We drove back to uMkhuze along the N2, a scenic road that passes Josini Dam, and treated ourselves to a post-parkrun coffee before dismantling our tent and packing up camp.
Fairly recently, iSimangaliso Wetland Park opened up a wonderful new game viewing route along Lake St Lucia’s western shore, from Charter’s Creek in the north to Dukuduku Gate, on the R618 between Mtubatuba and the town of St Lucia.
We’d driven this Western Shores route a few times and had always been impressed so were looking forward to taking time to make the most of this scenic route.
First stop was Charter’s Creek, which offers a panoramic view of the beautiful lake St Lucia, Africa’s largest estuarine system.
Last time we’d visited this popular fishing spot was during the terrible recent drought and we’d been distressed to see how low the level of the lake had fallen. What joy
to see that the level had risen considerably since then. After a short but productive birding session we were on our way to the uBhejane picnic spot for brunch.
Lake St Lucia levels are slowly rising after the recent drought.
It is an attractive little spot with views over the extensive grasslands and game-rich swampy areas that offered us good views of the passing parade of plains animals while we ate
A small detour along an interesting network of side roads took us to the uMthoma Aerial Boardwalk, a must if you are doing the Western Shores route.
It is in such a pretty spot, the wooden walkway winding through swamp forest and offering lovely views of the lake and its watery shore. After the good recent rains, everything was green and lush, with sparkling expanses of water wherever you looked.
Near the boardwalk, the rain had filled up Kwelamadoda Pan and the crystal-clear water
was acting like a magnet for an amazing assortment of game and birds. We stopped our vehicle to watch the action for quite a while.
The pan was an excellent illustration of how our wetlands act as filters for the water they store so effectively, keeping it fresh and clean.
Plenty to see at Kwelamadoda Pan.
The Western Shores really has benefited from iSimangaliso’s game restocking programme and now offers premier game viewing.
The many mammal species and birds enthralled us all the way through this lovely section. One of the highlights was a substantial herd of buffalo, but there were plenty of other species to see.
Driving the lovely Western Shores route is always a wonderful wildlife experience and I heartily recommend it to anyone visiting the wetland park or its surrounding areas.
Over the last few years, the park authorities have conducted a huge restoration programme, removing some 14 000 hectares of alien trees and rehabilitating the land. It has
been so wonderful to watch the healing of the once-debilitated Western Shores.
When we reached the Dukaduka Gate, we were sorry to say farewell to iSimangaliso. It is such a unique park with a wonderful sense of place, suburb wilderness, amazing diversity and incredible natural beauty.

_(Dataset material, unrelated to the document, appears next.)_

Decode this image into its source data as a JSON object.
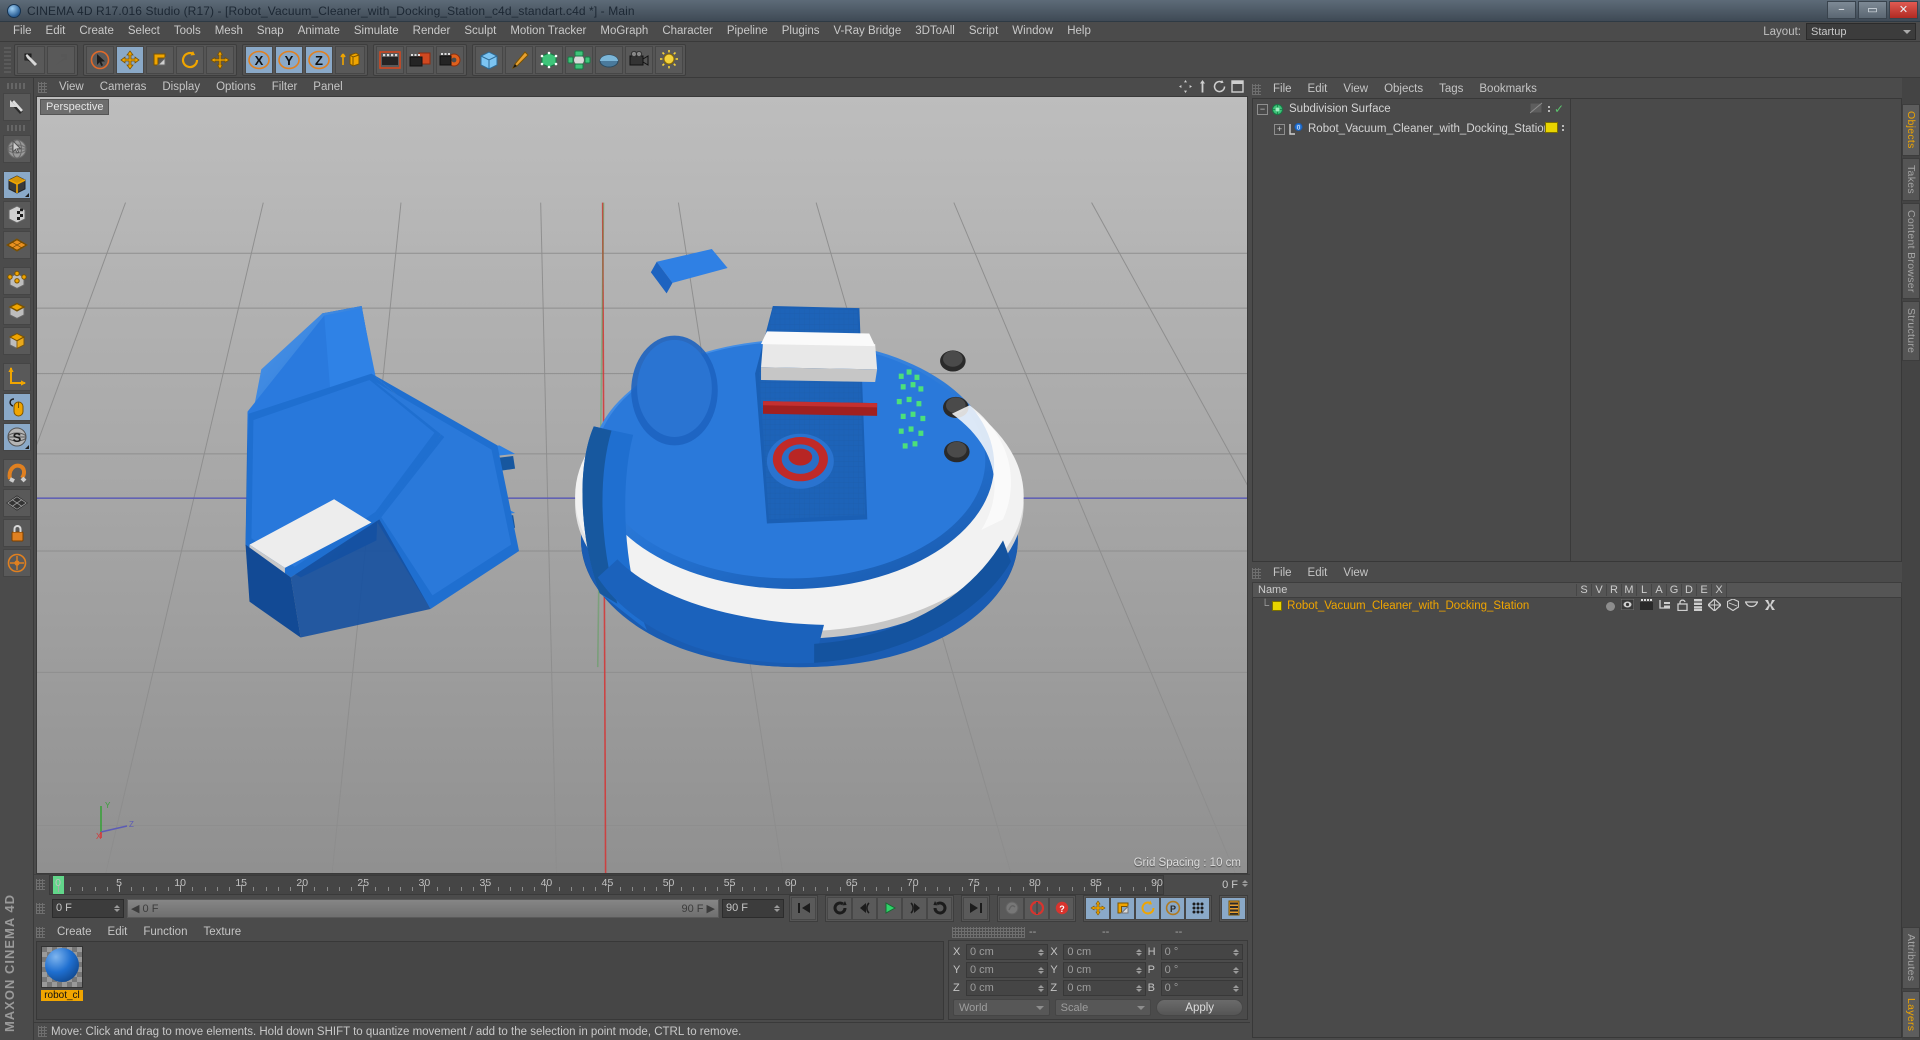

Everything the dedicated iSimangaliso team has been able to achieve from an environmental point of view offers hope for the future of all South Africa’s wild places.
iSimangaliso’s many and varied components include the very special uMkhuze Game Reserve, which is recognised worldwide as a premier birding hotspot, plus three major lake systems, rare swamp and sand forests, the biggest vegetated dunes in South Africa, magical dune forest and pristine shoreline.
The uMthoma Aerial Boardwalk is a must-do for anyone visiting isimagaliso’s Western shores section.It truly deserves its World Heritage Site status and I am sure that one day, in the not too distant future, iSimangaliso will rival Kruger National Park as South Africa’s premier eco-tourism destination.
We sped down the N2, reaching Richard’s Bay mid-afternoon and we spent two wonderful two days with our family in that fair city by the sea. Altogether, we were only away from home for four nights but somehow, by packing so much into our short break, it seemed so much longer.
Our parkrun tourist mission was proving a huge adventure and was certainly encouraging us to make the most of even the shortest breaks to see more of our beautiful country. And that is just what the parkrun tourist concept is all about.